INSTRUCTIONS FOR THE TASK ▸
From the data below, copy out every line in which the word "this" occurs.

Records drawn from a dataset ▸
────

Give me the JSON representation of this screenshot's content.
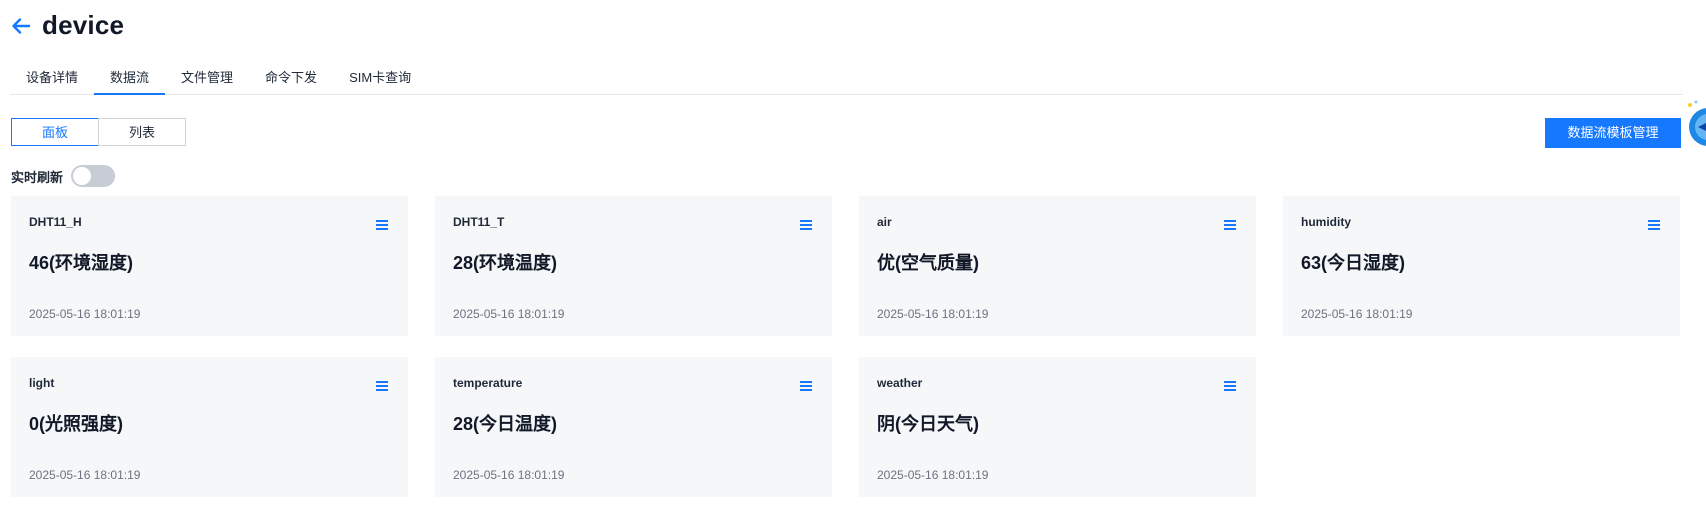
{
  "header": {
    "title": "device"
  },
  "tabs": [
    {
      "label": "设备详情",
      "active": false
    },
    {
      "label": "数据流",
      "active": true
    },
    {
      "label": "文件管理",
      "active": false
    },
    {
      "label": "命令下发",
      "active": false
    },
    {
      "label": "SIM卡查询",
      "active": false
    }
  ],
  "view_switch": {
    "panel": "面板",
    "list": "列表",
    "selected": "面板"
  },
  "toolbar": {
    "template_button": "数据流模板管理"
  },
  "refresh": {
    "label": "实时刷新",
    "enabled": false
  },
  "cards": [
    {
      "name": "DHT11_H",
      "value": "46(环境湿度)",
      "time": "2025-05-16 18:01:19"
    },
    {
      "name": "DHT11_T",
      "value": "28(环境温度)",
      "time": "2025-05-16 18:01:19"
    },
    {
      "name": "air",
      "value": "优(空气质量)",
      "time": "2025-05-16 18:01:19"
    },
    {
      "name": "humidity",
      "value": "63(今日湿度)",
      "time": "2025-05-16 18:01:19"
    },
    {
      "name": "light",
      "value": "0(光照强度)",
      "time": "2025-05-16 18:01:19"
    },
    {
      "name": "temperature",
      "value": "28(今日温度)",
      "time": "2025-05-16 18:01:19"
    },
    {
      "name": "weather",
      "value": "阴(今日天气)",
      "time": "2025-05-16 18:01:19"
    }
  ],
  "icons": {
    "back": "arrow-left-icon",
    "card_menu": "menu-icon",
    "assistant": "assistant-icon"
  },
  "colors": {
    "accent": "#1677ff",
    "card_background": "#f6f7f9",
    "toggle_off": "#c7ccd6"
  }
}
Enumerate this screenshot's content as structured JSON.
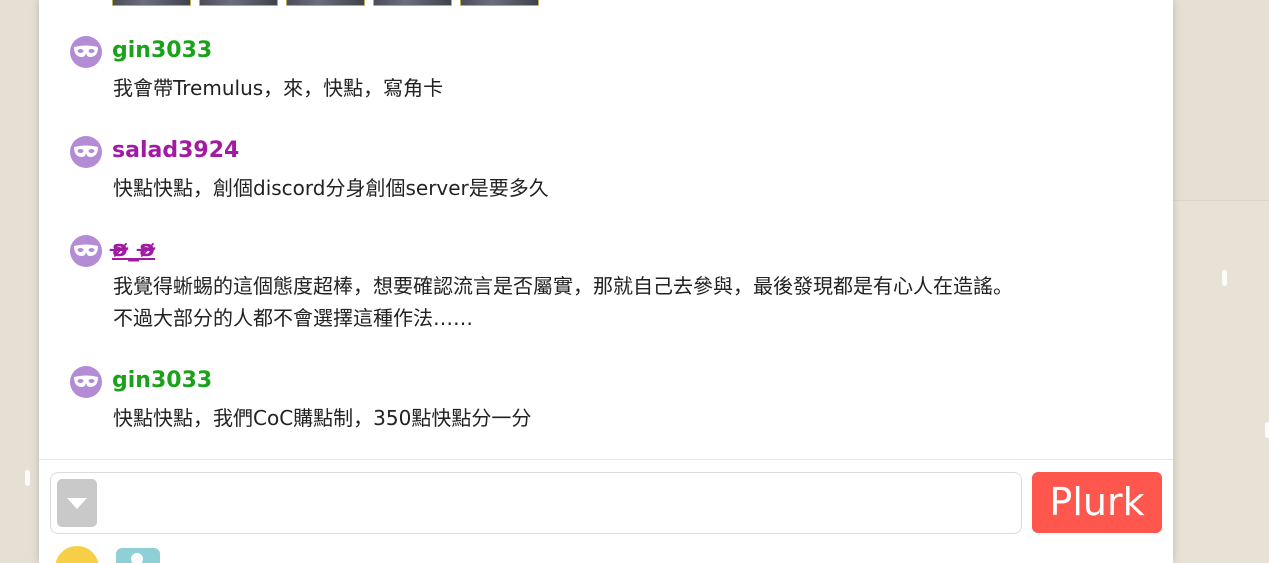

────

SOLVED EXERCISE ▸
Give me the JSON representation of this screenshot's content.
Enumerate this screenshot's content as structured JSON.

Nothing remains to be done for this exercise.